“We know this ongoing uncertainty is exhausting and stressful for everyone,” Coleman continued. “But know that we are still in this fight and that the small group on the front line spends every day vetting options, answering questions from understandably worried people who love the college, and rallying support for the bridge funding we must have while we raise the endowment that will sustain BSC going forward.”

The president noted the school’s Religious Life program organizing a gathering last Tuesday at the Edwards Bell Tower on the quad that drew about 100 students, faculty, staff and alumni. The event was highlighted by prayers from a range of faith traditions.

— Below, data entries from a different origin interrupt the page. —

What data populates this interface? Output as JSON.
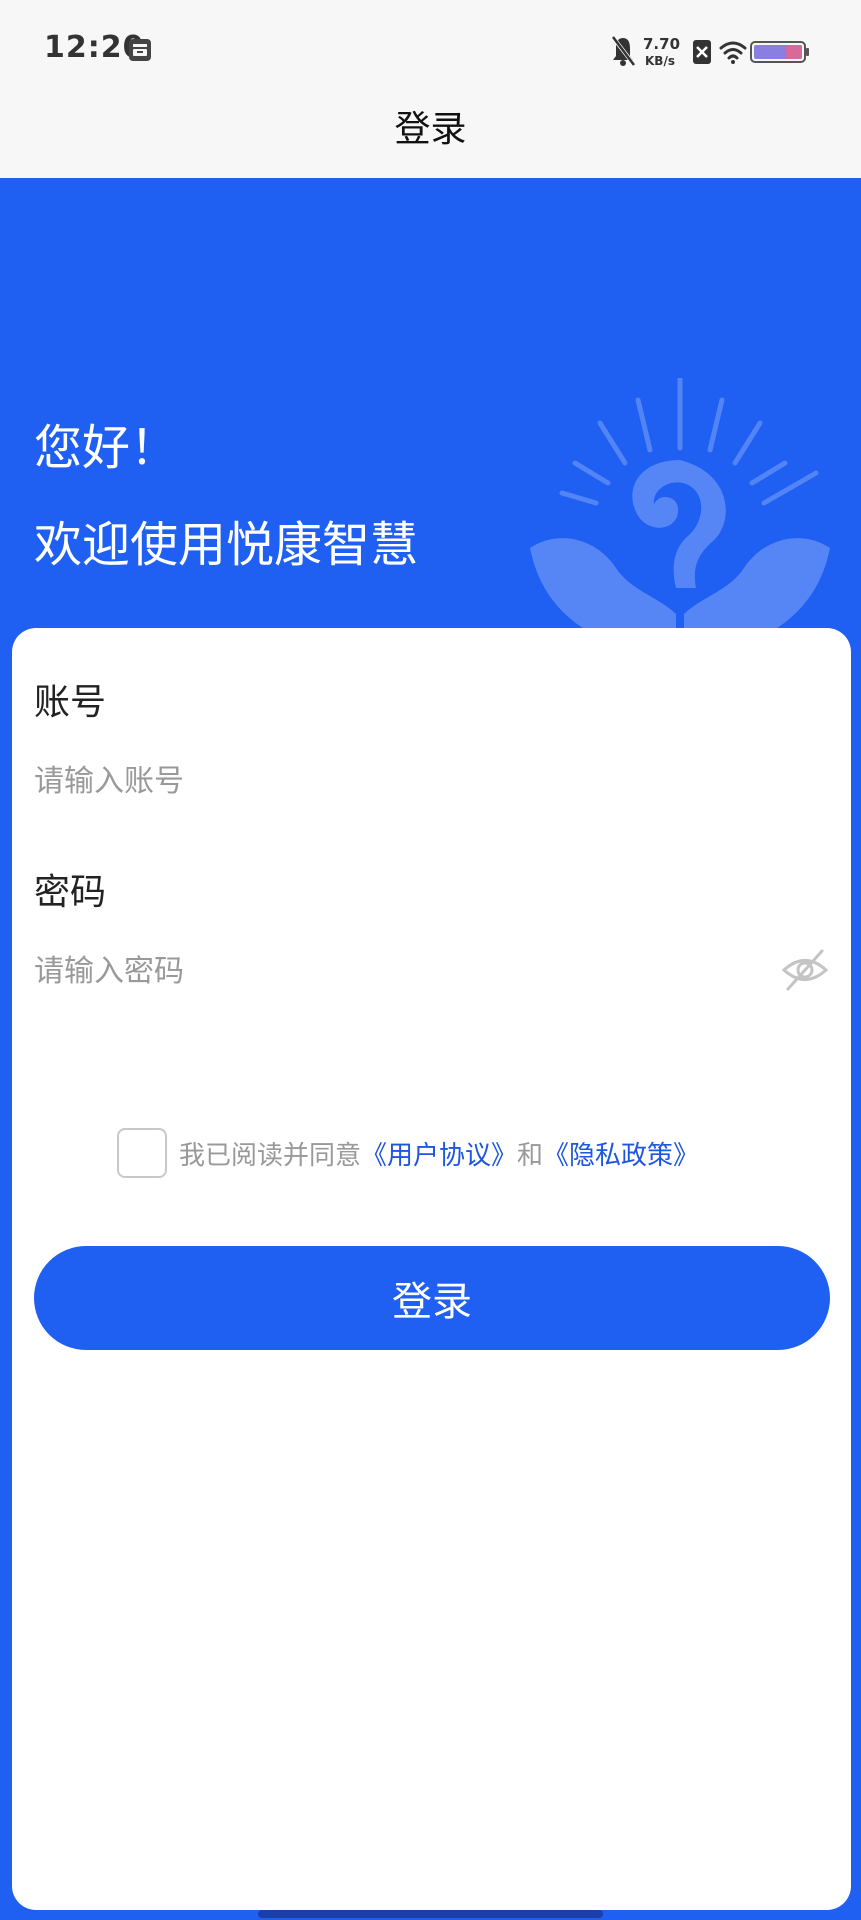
{
  "status_bar": {
    "time": "12:20",
    "net_speed_value": "7.70",
    "net_speed_unit": "KB/s",
    "icons": [
      "mute-icon",
      "sim-off-icon",
      "wifi-icon",
      "battery-icon"
    ]
  },
  "nav": {
    "title": "登录"
  },
  "hero": {
    "greeting": "您好！",
    "welcome": "欢迎使用悦康智慧"
  },
  "form": {
    "account_label": "账号",
    "account_placeholder": "请输入账号",
    "password_label": "密码",
    "password_placeholder": "请输入密码"
  },
  "agreement": {
    "prefix": "我已阅读并同意",
    "user_agreement": "《用户协议》",
    "conjunction": "和",
    "privacy_policy": "《隐私政策》",
    "checked": false
  },
  "login_button": "登录",
  "colors": {
    "primary": "#1f5ff2",
    "link": "#1e56e0",
    "placeholder": "#999999"
  }
}
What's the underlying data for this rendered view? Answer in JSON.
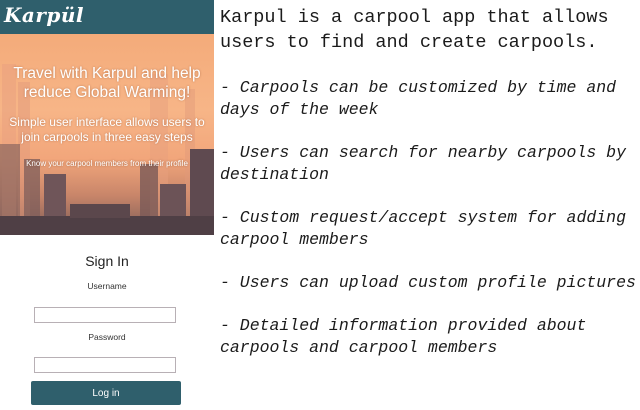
{
  "app": {
    "logo": "Karpül",
    "brand_color": "#2f5f6c"
  },
  "hero": {
    "title": "Travel with Karpul and help reduce Global Warming!",
    "subtitle": "Simple user interface allows users to join carpools in three easy steps",
    "note": "Know your carpool members from their profile"
  },
  "signin": {
    "title": "Sign In",
    "username_label": "Username",
    "username_value": "",
    "password_label": "Password",
    "password_value": "",
    "login_label": "Log in"
  },
  "description": {
    "intro": "Karpul is a carpool app that allows users to find and create carpools.",
    "features": [
      "- Carpools can be customized by time and days of the week",
      "- Users can search for nearby carpools by destination",
      "- Custom request/accept system for adding carpool members",
      "- Users can upload custom profile pictures",
      "- Detailed information provided about carpools and carpool members"
    ]
  }
}
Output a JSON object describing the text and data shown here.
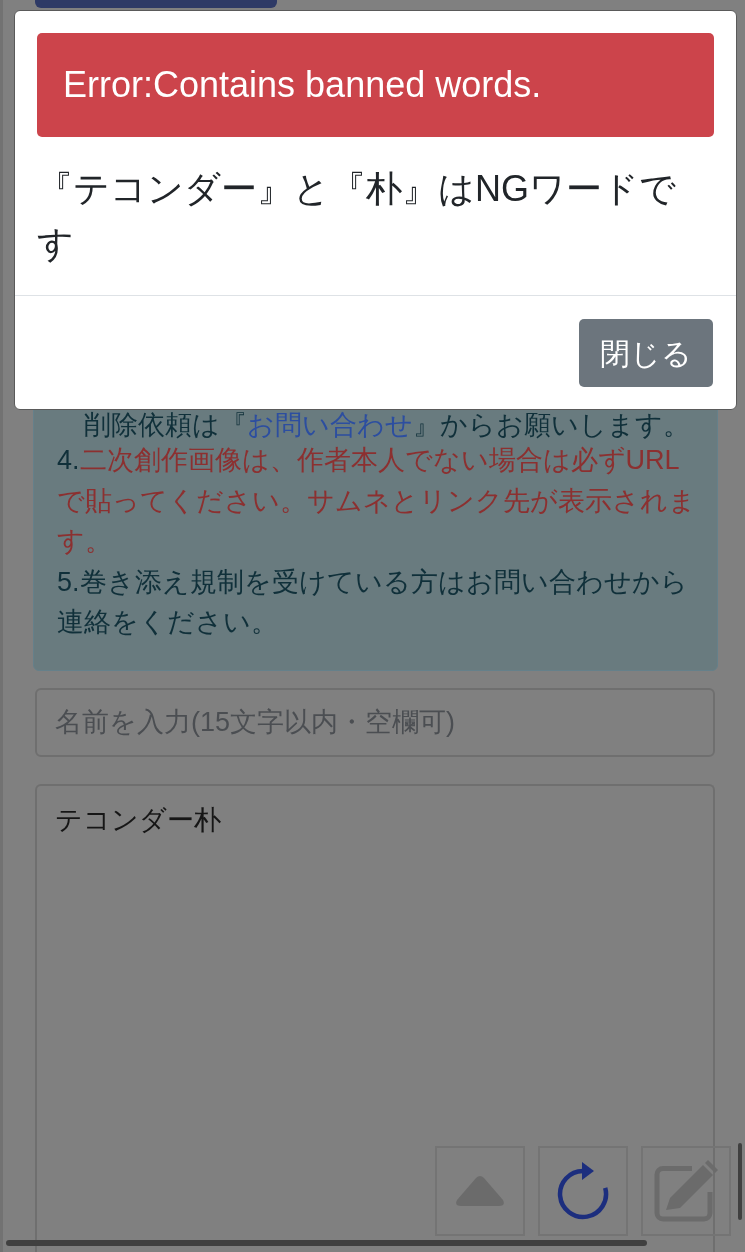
{
  "page": {
    "notice": {
      "lines": [
        {
          "parts": [
            {
              "kind": "plain",
              "text": "　削除依頼は『"
            },
            {
              "kind": "link",
              "text": "お問い合わせ"
            },
            {
              "kind": "plain",
              "text": "』からお願いします。"
            }
          ]
        },
        {
          "parts": [
            {
              "kind": "plain",
              "text": "4."
            },
            {
              "kind": "warning",
              "text": "二次創作画像は、作者本人でない場合は必ずURLで貼ってください。サムネとリンク先が表示されます。"
            }
          ]
        },
        {
          "parts": [
            {
              "kind": "plain",
              "text": "5.巻き添え規制を受けている方はお問い合わせから連絡をください。"
            }
          ]
        }
      ]
    },
    "name_field": {
      "placeholder": "名前を入力(15文字以内・空欄可)"
    },
    "message_field": {
      "value": "テコンダー朴"
    }
  },
  "modal": {
    "alert": "Error:Contains banned words.",
    "message": "『テコンダー』と『朴』はNGワードです",
    "buttons": [
      "閉じる"
    ]
  }
}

“That gathering speaks volumes about who we are — a community of people who believe that the world is better with BSC in it because of what BSC people bring to the world,” Coleman said. “Let’s remain calm and strong as we move together toward what we still believe will be brighter days.”


The Supreme Court will let Alabama’s congressional map be redrawn to better represent Black voters

The justices, without any noted dissent, rejected the state's plea to retain Republican-drawn lines that were turned down by a lower court.

6 months later, Mississippi communities hit by March tornado fear they’ve been abandoned

As national attention wanes and volunteers head to other disasters, residents of Rolling Fork and nearby Silver City have been left to recover on their own.

Court appointee proposes Alabama congressional districts to provide representation to Black voters

The three proposals all create a second district where Black voters comprise a majority of the voting age population or close to it — something that state lawmakers refused to do when they drew lines this summer.

Elections in two JeffCo-area seats Tuesday

In the House District 55 race, voters will select a replacement for Rep. Fred Plump. The District 16 seat is vacant after former Rep. Kyle South stepped down June 30.

Supreme Court to decide whether Alabama can postpone drawing new congressional districts

The outcome could determine what map the state uses in the 2024 elections and whether the high court will revisit arguments over the role of race in redistricting.

Q&A: Author of ‘Rocket Men’ details how Black quarterbacks helped move the NFL forward

John Eisenberg talks with the Gulf States Newsroom about the Black quarterbacks who helped change the NFL, as well as the players who never got the chance.

More BirminghamWatch Coverage